**Activity**
Without any of the pictures, print every record below exactly.

(Records excerpted from a collection)
BEGIN
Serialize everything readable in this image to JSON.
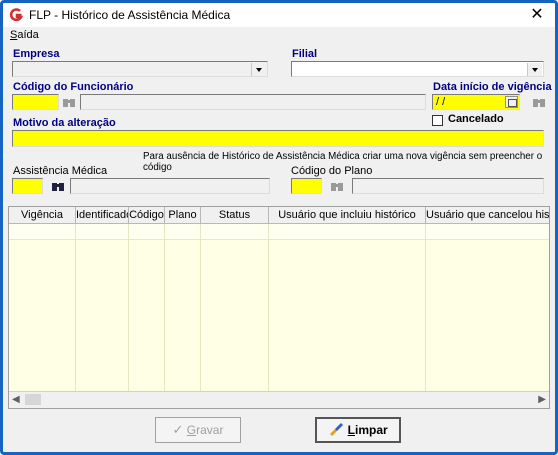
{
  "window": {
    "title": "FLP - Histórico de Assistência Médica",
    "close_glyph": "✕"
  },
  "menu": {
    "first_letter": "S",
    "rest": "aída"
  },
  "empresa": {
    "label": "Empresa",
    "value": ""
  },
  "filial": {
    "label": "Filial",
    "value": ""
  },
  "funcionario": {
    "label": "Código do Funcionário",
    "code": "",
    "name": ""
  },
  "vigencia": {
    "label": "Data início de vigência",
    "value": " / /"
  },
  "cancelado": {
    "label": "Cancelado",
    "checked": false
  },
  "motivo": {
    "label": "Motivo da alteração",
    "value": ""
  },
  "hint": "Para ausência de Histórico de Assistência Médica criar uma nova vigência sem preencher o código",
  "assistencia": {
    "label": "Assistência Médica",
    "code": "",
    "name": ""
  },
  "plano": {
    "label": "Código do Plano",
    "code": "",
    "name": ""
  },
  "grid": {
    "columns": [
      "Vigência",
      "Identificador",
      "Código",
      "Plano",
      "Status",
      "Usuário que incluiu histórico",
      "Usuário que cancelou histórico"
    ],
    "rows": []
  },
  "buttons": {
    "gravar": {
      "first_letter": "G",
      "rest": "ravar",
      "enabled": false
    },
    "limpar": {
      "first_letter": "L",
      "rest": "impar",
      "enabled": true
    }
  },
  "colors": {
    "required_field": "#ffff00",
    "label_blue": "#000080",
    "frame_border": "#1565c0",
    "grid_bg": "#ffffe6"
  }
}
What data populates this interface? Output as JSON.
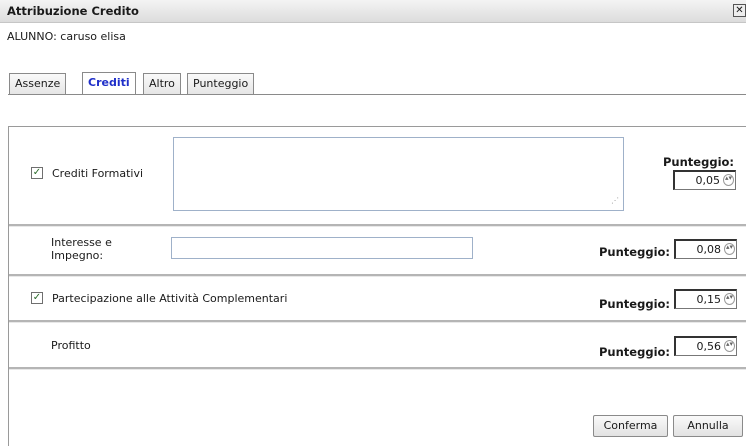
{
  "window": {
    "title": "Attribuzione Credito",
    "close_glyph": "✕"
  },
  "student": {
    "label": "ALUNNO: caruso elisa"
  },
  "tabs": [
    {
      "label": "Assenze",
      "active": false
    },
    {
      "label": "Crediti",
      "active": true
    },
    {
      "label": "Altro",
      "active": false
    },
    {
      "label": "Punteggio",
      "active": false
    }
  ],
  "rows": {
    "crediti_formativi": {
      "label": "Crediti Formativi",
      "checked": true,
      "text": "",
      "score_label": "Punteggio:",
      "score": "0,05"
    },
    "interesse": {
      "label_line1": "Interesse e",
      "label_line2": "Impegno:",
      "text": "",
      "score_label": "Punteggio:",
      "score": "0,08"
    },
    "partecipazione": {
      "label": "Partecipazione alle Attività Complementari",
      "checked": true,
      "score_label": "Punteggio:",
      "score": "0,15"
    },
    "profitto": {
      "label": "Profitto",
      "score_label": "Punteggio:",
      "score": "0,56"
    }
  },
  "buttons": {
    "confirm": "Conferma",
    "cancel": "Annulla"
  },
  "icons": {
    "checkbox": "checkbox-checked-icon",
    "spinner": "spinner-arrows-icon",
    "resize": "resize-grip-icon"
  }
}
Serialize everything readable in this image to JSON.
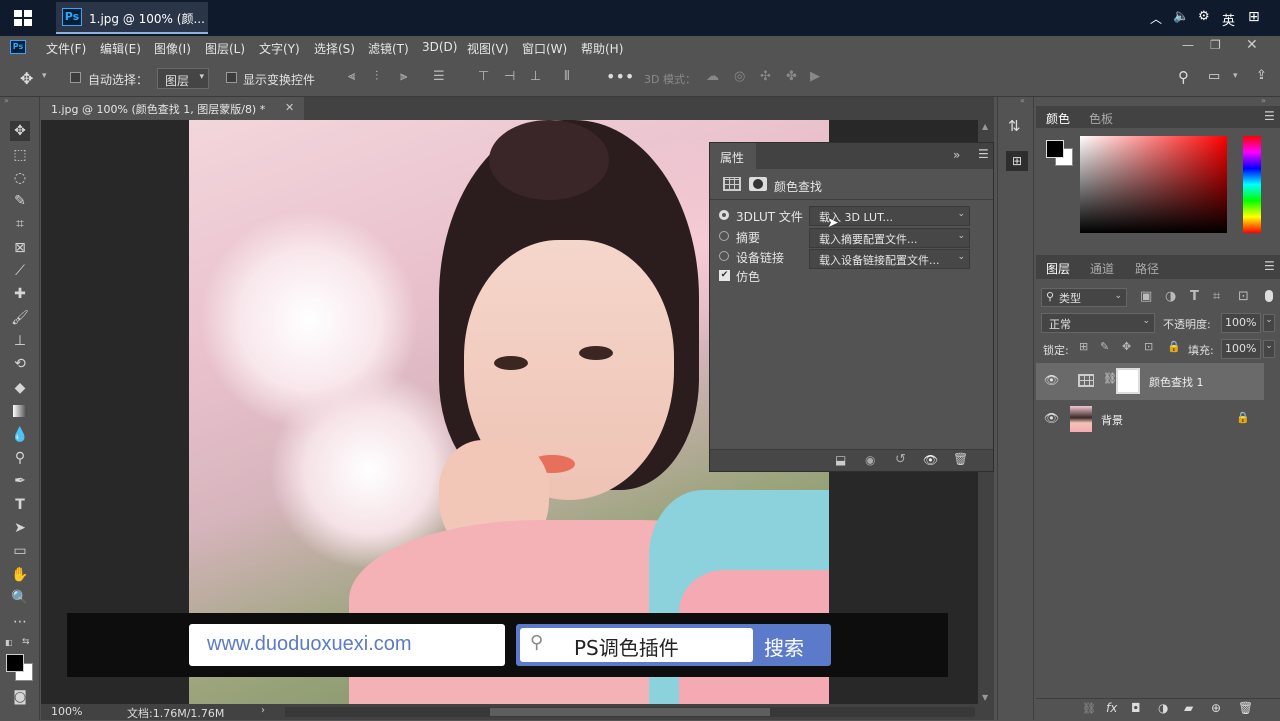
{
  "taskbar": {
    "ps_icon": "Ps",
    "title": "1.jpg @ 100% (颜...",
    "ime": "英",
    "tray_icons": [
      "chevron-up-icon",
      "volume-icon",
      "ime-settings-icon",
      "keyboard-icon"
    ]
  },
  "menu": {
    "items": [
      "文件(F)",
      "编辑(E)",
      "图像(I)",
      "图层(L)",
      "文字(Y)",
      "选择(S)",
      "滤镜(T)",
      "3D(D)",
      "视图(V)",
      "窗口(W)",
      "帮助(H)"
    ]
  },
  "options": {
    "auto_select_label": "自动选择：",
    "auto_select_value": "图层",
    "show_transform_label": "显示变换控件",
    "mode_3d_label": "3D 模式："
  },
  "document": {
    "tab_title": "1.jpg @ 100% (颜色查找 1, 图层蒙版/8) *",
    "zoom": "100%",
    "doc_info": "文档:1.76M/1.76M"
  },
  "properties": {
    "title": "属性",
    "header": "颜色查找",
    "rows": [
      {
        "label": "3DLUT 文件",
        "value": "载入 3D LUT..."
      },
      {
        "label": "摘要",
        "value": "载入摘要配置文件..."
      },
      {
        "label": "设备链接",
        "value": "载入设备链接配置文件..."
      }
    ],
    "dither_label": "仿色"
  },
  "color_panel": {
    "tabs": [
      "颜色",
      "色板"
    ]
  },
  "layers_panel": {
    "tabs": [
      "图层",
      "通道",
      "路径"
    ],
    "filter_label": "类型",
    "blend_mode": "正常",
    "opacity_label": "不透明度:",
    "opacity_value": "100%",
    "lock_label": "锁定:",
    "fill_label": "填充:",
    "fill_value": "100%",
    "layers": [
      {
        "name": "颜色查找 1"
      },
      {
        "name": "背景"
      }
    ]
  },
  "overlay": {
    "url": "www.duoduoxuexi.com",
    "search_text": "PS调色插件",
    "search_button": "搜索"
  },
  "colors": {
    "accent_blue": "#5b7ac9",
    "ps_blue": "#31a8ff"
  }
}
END
**Answer below**
Serialize everything readable in this image to JSON.
{
  "window": {
    "title": "FLP - Histórico de Assistência Médica",
    "close_glyph": "✕"
  },
  "menu": {
    "first_letter": "S",
    "rest": "aída"
  },
  "empresa": {
    "label": "Empresa",
    "value": ""
  },
  "filial": {
    "label": "Filial",
    "value": ""
  },
  "funcionario": {
    "label": "Código do Funcionário",
    "code": "",
    "name": ""
  },
  "vigencia": {
    "label": "Data início de vigência",
    "value": " / /"
  },
  "cancelado": {
    "label": "Cancelado",
    "checked": false
  },
  "motivo": {
    "label": "Motivo da alteração",
    "value": ""
  },
  "hint": "Para ausência de Histórico de Assistência Médica criar uma nova vigência sem preencher o código",
  "assistencia": {
    "label": "Assistência Médica",
    "code": "",
    "name": ""
  },
  "plano": {
    "label": "Código do Plano",
    "code": "",
    "name": ""
  },
  "grid": {
    "columns": [
      "Vigência",
      "Identificador",
      "Código",
      "Plano",
      "Status",
      "Usuário que incluiu histórico",
      "Usuário que cancelou histórico"
    ],
    "rows": []
  },
  "buttons": {
    "gravar": {
      "first_letter": "G",
      "rest": "ravar",
      "enabled": false
    },
    "limpar": {
      "first_letter": "L",
      "rest": "impar",
      "enabled": true
    }
  },
  "colors": {
    "required_field": "#ffff00",
    "label_blue": "#000080",
    "frame_border": "#1565c0",
    "grid_bg": "#ffffe6"
  }
}
What data populates this interface? Output as JSON.
{
  "window": {
    "title": "Attribuzione Credito",
    "close_glyph": "✕"
  },
  "student": {
    "label": "ALUNNO: caruso elisa"
  },
  "tabs": [
    {
      "label": "Assenze",
      "active": false
    },
    {
      "label": "Crediti",
      "active": true
    },
    {
      "label": "Altro",
      "active": false
    },
    {
      "label": "Punteggio",
      "active": false
    }
  ],
  "rows": {
    "crediti_formativi": {
      "label": "Crediti Formativi",
      "checked": true,
      "text": "",
      "score_label": "Punteggio:",
      "score": "0,05"
    },
    "interesse": {
      "label_line1": "Interesse e",
      "label_line2": "Impegno:",
      "text": "",
      "score_label": "Punteggio:",
      "score": "0,08"
    },
    "partecipazione": {
      "label": "Partecipazione alle Attività Complementari",
      "checked": true,
      "score_label": "Punteggio:",
      "score": "0,15"
    },
    "profitto": {
      "label": "Profitto",
      "score_label": "Punteggio:",
      "score": "0,56"
    }
  },
  "buttons": {
    "confirm": "Conferma",
    "cancel": "Annulla"
  },
  "icons": {
    "checkbox": "checkbox-checked-icon",
    "spinner": "spinner-arrows-icon",
    "resize": "resize-grip-icon"
  }
}
Serialize everything readable in this image to JSON.
{
  "taskbar": {
    "ps_icon": "Ps",
    "title": "1.jpg @ 100% (颜...",
    "ime": "英",
    "tray_icons": [
      "chevron-up-icon",
      "volume-icon",
      "ime-settings-icon",
      "keyboard-icon"
    ]
  },
  "menu": {
    "items": [
      "文件(F)",
      "编辑(E)",
      "图像(I)",
      "图层(L)",
      "文字(Y)",
      "选择(S)",
      "滤镜(T)",
      "3D(D)",
      "视图(V)",
      "窗口(W)",
      "帮助(H)"
    ]
  },
  "options": {
    "auto_select_label": "自动选择：",
    "auto_select_value": "图层",
    "show_transform_label": "显示变换控件",
    "mode_3d_label": "3D 模式："
  },
  "document": {
    "tab_title": "1.jpg @ 100% (颜色查找 1, 图层蒙版/8) *",
    "zoom": "100%",
    "doc_info": "文档:1.76M/1.76M"
  },
  "properties": {
    "title": "属性",
    "header": "颜色查找",
    "rows": [
      {
        "label": "3DLUT 文件",
        "value": "载入 3D LUT..."
      },
      {
        "label": "摘要",
        "value": "载入摘要配置文件..."
      },
      {
        "label": "设备链接",
        "value": "载入设备链接配置文件..."
      }
    ],
    "dither_label": "仿色"
  },
  "color_panel": {
    "tabs": [
      "颜色",
      "色板"
    ]
  },
  "layers_panel": {
    "tabs": [
      "图层",
      "通道",
      "路径"
    ],
    "filter_label": "类型",
    "blend_mode": "正常",
    "opacity_label": "不透明度:",
    "opacity_value": "100%",
    "lock_label": "锁定:",
    "fill_label": "填充:",
    "fill_value": "100%",
    "layers": [
      {
        "name": "颜色查找 1"
      },
      {
        "name": "背景"
      }
    ]
  },
  "overlay": {
    "url": "www.duoduoxuexi.com",
    "search_text": "PS调色插件",
    "search_button": "搜索"
  },
  "colors": {
    "accent_blue": "#5b7ac9",
    "ps_blue": "#31a8ff"
  }
}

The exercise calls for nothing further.